*Required action*
The word "value" may appear in some of the lines below. State how many lines contain it, and write only that number.

(The data Opens)

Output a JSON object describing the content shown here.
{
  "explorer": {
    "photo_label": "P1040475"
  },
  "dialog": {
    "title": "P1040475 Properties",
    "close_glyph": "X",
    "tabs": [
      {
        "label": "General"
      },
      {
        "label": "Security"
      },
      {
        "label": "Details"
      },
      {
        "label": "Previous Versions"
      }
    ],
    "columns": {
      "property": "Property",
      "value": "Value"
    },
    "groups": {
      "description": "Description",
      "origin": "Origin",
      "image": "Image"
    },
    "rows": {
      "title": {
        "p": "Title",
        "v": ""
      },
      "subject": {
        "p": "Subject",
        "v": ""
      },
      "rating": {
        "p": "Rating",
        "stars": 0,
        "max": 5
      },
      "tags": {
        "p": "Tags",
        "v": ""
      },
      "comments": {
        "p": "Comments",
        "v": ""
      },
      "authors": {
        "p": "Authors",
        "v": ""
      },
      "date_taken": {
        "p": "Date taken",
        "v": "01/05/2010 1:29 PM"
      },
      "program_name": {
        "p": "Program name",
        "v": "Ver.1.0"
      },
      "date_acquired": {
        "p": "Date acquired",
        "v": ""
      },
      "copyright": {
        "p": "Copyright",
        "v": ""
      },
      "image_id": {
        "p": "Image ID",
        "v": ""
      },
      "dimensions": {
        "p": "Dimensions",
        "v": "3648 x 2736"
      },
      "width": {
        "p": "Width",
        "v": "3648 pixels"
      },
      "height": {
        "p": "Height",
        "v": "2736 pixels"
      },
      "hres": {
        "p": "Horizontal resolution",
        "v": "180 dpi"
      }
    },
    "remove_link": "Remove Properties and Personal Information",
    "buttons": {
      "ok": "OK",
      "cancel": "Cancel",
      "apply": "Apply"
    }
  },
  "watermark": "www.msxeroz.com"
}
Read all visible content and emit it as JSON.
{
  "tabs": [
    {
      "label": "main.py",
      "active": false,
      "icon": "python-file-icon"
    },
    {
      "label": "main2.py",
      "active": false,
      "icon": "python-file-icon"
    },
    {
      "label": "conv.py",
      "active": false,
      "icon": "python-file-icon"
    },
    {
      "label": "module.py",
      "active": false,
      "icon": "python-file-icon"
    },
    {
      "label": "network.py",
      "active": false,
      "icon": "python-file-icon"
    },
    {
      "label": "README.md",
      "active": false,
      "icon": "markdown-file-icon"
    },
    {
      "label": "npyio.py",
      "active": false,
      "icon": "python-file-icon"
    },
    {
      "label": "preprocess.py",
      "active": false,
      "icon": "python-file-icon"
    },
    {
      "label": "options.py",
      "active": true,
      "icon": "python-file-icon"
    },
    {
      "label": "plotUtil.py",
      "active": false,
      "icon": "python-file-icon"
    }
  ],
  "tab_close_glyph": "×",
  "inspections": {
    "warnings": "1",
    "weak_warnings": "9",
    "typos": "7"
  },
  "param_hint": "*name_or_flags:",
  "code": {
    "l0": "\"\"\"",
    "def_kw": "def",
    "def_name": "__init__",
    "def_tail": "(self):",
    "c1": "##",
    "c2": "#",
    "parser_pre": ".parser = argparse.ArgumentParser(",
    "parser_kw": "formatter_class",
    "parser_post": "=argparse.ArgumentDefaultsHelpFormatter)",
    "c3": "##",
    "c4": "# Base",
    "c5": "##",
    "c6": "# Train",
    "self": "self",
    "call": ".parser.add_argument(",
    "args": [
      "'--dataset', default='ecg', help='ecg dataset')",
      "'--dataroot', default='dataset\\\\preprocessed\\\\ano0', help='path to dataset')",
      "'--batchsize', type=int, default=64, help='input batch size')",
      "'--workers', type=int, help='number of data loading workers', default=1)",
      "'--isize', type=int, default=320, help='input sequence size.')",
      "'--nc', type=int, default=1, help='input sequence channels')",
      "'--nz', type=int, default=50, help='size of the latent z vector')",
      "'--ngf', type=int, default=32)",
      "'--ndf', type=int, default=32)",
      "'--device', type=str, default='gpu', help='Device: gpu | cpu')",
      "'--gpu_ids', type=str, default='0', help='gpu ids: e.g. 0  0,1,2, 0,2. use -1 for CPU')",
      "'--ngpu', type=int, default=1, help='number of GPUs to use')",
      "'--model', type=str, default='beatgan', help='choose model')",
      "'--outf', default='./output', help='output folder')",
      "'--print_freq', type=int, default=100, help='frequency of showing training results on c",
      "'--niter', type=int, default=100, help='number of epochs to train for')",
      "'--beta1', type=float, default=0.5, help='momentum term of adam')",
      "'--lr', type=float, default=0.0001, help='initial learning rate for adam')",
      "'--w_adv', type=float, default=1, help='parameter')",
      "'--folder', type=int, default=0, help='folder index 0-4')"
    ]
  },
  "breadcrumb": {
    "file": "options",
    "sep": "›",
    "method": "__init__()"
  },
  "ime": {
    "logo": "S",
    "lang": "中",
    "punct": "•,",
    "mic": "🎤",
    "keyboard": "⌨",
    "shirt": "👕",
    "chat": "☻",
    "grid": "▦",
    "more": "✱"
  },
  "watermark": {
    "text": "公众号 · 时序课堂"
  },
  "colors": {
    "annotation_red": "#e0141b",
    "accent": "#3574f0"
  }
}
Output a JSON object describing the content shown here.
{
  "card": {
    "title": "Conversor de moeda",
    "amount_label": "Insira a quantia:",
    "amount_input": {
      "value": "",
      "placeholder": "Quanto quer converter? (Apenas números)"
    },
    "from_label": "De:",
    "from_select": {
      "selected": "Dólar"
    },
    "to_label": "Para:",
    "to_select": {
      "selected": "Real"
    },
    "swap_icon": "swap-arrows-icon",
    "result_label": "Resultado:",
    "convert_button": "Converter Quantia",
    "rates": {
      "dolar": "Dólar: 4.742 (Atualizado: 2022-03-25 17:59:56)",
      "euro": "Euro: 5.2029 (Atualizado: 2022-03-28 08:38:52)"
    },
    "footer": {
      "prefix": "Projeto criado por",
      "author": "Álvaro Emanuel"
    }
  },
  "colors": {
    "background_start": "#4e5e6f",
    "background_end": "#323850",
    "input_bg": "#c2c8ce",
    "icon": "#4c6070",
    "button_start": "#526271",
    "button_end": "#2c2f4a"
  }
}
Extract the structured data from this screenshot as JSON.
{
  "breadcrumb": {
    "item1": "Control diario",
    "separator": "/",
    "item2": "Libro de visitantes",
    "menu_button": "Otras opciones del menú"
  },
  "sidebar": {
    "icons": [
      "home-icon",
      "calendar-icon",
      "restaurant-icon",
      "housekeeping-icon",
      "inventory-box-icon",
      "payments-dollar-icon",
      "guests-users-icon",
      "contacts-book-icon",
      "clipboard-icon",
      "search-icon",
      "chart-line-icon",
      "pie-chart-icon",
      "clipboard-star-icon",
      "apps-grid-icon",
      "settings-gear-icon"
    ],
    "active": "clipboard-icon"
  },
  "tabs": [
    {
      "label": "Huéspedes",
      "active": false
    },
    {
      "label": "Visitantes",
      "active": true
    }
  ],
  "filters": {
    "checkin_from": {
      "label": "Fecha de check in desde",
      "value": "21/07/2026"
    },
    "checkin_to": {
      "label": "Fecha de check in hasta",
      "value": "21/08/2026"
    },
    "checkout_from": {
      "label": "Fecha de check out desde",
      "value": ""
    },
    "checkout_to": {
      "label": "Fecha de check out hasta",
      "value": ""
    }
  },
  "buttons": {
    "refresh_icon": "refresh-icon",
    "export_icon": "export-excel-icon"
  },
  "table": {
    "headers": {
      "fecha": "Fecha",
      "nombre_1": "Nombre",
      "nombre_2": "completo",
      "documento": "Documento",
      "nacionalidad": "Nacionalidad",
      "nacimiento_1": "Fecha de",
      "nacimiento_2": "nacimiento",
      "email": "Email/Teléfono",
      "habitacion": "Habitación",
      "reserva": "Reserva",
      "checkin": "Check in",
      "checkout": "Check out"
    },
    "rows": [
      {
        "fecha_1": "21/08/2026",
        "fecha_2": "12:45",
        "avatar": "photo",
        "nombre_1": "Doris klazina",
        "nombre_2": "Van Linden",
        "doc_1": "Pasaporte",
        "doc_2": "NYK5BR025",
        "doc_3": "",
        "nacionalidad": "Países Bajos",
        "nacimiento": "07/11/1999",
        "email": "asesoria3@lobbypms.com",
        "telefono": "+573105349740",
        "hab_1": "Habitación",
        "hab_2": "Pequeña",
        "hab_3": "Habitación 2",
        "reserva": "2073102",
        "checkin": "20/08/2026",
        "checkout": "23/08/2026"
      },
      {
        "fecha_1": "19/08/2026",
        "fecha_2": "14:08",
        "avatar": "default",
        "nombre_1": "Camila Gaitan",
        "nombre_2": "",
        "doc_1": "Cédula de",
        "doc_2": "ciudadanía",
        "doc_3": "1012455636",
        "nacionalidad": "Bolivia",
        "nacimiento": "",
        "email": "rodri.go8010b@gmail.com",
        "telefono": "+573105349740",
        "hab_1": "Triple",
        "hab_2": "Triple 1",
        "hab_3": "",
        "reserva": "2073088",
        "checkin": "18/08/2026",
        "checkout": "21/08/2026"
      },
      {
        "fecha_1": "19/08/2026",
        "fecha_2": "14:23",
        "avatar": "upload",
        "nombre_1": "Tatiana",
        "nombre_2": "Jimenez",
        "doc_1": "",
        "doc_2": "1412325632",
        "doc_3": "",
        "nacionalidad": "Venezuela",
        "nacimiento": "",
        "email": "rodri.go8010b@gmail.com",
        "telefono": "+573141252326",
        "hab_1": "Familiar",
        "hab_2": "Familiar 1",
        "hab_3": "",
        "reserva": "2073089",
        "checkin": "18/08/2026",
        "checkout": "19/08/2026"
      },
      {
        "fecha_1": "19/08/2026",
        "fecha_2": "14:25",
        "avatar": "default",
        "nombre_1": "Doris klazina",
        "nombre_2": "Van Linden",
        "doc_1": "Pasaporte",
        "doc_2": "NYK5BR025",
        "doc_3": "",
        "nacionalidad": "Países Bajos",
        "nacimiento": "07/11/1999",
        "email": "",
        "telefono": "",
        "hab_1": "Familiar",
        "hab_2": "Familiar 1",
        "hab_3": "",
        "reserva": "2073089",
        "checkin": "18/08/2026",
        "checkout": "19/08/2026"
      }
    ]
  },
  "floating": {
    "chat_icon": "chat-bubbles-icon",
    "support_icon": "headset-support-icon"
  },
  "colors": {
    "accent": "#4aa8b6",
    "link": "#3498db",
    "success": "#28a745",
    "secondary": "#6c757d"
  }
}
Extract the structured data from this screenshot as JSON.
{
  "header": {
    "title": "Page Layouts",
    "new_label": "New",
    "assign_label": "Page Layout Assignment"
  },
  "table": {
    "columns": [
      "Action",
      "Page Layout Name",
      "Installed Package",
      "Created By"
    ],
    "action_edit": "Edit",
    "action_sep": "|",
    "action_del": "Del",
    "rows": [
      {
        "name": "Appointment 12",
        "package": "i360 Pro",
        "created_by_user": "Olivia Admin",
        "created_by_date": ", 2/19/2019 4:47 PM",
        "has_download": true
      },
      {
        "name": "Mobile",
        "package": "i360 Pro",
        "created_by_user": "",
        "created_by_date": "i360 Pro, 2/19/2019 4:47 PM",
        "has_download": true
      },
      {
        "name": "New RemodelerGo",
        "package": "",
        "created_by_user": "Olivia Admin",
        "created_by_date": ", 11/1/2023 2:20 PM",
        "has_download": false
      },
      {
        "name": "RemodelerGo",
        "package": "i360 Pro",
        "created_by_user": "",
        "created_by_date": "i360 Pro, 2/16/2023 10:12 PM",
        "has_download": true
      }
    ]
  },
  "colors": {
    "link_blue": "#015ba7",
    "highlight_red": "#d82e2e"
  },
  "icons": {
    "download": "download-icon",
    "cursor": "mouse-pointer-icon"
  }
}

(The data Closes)

*Task result*
6